**Dataset excerpts:**
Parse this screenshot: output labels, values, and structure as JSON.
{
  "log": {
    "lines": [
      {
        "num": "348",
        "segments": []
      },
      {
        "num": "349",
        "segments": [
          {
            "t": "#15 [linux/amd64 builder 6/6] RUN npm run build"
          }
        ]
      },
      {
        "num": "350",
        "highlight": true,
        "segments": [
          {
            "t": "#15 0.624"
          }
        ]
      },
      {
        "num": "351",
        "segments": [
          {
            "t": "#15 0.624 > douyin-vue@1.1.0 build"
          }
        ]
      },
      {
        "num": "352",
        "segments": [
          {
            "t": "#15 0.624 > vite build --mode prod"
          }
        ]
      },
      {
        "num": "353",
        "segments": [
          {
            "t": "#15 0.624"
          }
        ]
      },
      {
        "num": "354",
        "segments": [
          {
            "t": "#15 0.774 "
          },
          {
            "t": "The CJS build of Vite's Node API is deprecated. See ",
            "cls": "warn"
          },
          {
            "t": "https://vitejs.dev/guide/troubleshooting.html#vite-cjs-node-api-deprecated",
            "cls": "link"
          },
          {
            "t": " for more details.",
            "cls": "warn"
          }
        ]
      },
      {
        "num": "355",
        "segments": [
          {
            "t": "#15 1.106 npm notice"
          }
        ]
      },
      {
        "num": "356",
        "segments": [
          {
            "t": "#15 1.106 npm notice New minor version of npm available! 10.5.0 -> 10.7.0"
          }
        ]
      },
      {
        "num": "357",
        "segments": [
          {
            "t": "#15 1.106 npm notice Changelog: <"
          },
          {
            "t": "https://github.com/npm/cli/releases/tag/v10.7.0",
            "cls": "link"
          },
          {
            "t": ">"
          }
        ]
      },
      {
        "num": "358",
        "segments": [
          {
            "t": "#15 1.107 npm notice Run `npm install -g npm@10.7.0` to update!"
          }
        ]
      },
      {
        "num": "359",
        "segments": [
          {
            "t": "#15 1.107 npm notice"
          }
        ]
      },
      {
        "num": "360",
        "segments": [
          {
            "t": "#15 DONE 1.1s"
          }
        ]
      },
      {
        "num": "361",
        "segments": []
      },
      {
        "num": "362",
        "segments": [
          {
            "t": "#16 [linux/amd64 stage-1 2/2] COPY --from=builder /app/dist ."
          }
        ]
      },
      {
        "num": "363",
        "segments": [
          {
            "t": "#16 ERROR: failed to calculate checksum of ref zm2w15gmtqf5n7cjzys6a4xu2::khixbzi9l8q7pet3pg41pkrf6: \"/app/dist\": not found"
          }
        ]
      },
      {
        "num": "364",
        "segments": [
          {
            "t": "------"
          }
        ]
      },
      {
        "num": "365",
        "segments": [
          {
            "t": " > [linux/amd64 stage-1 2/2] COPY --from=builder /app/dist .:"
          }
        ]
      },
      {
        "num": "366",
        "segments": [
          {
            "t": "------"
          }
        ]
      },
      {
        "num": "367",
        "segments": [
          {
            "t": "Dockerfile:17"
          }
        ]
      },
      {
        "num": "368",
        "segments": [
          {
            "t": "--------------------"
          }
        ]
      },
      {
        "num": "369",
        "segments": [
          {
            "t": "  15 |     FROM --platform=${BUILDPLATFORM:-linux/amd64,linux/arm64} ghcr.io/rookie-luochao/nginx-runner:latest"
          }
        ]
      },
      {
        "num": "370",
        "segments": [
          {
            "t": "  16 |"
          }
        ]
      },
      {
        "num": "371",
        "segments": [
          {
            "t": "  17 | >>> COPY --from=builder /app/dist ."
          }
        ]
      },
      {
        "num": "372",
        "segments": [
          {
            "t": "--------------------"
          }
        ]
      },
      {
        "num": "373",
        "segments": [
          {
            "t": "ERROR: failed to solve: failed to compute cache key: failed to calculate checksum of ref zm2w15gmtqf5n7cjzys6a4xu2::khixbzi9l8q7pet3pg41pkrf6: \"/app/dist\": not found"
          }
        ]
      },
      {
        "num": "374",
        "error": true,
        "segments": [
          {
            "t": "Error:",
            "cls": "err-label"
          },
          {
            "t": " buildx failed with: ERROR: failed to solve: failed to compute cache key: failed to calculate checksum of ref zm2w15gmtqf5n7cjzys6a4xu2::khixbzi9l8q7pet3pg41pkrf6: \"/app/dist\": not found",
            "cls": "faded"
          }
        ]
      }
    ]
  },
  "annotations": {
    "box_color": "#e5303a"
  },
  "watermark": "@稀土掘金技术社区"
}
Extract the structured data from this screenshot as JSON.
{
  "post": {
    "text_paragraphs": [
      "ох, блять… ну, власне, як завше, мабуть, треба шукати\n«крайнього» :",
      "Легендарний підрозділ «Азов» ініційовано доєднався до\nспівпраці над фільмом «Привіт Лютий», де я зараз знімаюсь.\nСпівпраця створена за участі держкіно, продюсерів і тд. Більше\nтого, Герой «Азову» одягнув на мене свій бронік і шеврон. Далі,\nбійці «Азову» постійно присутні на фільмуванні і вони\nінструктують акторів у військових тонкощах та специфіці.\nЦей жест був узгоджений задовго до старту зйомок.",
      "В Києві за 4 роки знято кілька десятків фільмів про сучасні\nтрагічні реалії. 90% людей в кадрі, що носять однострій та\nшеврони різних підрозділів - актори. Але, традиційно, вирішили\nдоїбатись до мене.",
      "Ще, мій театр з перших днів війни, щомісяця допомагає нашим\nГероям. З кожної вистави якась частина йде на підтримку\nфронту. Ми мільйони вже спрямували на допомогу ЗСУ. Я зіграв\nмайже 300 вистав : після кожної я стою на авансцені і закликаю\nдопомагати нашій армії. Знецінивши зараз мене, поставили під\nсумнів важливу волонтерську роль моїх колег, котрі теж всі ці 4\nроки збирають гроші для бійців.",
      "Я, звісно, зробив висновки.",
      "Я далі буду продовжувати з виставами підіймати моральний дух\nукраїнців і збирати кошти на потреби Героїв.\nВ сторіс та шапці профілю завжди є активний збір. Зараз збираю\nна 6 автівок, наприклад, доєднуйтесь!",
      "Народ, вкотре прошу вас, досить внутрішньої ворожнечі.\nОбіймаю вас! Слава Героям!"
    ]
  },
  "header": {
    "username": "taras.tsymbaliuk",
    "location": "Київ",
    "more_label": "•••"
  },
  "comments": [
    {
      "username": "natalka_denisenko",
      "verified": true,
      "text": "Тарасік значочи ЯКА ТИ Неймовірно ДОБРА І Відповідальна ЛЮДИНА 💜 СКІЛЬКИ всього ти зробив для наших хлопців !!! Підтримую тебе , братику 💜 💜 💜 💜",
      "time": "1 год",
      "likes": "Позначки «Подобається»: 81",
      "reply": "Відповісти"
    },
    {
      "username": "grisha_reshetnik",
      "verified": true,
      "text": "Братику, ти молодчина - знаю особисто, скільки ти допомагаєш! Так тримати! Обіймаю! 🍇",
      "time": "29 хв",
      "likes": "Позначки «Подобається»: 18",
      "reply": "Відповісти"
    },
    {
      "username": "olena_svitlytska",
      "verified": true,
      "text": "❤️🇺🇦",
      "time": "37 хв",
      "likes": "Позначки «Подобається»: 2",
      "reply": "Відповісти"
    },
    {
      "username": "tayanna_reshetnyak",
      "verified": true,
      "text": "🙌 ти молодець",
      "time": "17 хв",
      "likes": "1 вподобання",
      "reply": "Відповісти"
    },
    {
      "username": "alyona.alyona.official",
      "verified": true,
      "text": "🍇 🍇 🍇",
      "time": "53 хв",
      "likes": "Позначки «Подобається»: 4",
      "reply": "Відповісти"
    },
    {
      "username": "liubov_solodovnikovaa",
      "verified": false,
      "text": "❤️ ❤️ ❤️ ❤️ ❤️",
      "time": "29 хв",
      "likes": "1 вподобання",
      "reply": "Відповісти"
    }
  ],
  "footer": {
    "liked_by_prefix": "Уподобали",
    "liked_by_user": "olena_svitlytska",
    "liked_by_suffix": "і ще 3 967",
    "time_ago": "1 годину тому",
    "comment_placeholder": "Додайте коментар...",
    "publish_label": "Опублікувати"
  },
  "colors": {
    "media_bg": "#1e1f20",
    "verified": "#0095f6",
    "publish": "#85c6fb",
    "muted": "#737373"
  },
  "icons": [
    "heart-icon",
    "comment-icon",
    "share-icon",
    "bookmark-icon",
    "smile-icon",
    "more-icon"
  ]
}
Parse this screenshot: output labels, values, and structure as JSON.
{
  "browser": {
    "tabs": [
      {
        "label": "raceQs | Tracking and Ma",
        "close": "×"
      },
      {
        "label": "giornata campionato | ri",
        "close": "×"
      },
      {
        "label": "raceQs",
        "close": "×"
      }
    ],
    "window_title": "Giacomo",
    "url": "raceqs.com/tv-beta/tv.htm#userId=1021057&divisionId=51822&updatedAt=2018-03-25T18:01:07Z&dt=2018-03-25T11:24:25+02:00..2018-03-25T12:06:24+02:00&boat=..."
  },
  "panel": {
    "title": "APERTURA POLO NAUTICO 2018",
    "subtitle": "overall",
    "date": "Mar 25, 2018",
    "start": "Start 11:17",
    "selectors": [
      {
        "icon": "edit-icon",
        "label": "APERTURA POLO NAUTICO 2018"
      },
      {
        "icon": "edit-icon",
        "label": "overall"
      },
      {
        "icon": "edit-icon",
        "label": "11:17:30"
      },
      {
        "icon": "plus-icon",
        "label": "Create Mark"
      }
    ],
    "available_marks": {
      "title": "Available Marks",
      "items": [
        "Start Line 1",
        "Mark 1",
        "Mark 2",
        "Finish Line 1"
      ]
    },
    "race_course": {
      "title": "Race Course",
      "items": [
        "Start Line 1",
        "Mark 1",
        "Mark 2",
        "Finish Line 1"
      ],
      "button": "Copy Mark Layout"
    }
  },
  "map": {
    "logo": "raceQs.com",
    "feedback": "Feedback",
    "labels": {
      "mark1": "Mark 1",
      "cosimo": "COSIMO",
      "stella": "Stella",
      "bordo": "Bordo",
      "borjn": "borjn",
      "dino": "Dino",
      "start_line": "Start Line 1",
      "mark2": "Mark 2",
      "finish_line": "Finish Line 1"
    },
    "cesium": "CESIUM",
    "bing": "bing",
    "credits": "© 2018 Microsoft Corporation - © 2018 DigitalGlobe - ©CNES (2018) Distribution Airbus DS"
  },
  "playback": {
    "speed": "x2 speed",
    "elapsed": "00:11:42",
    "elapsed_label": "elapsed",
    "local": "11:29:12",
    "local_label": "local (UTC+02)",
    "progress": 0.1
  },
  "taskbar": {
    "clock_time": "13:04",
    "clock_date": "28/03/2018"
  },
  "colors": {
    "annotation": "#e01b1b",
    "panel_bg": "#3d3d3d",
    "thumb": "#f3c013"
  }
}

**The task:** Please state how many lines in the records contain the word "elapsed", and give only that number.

**Answer section:** 2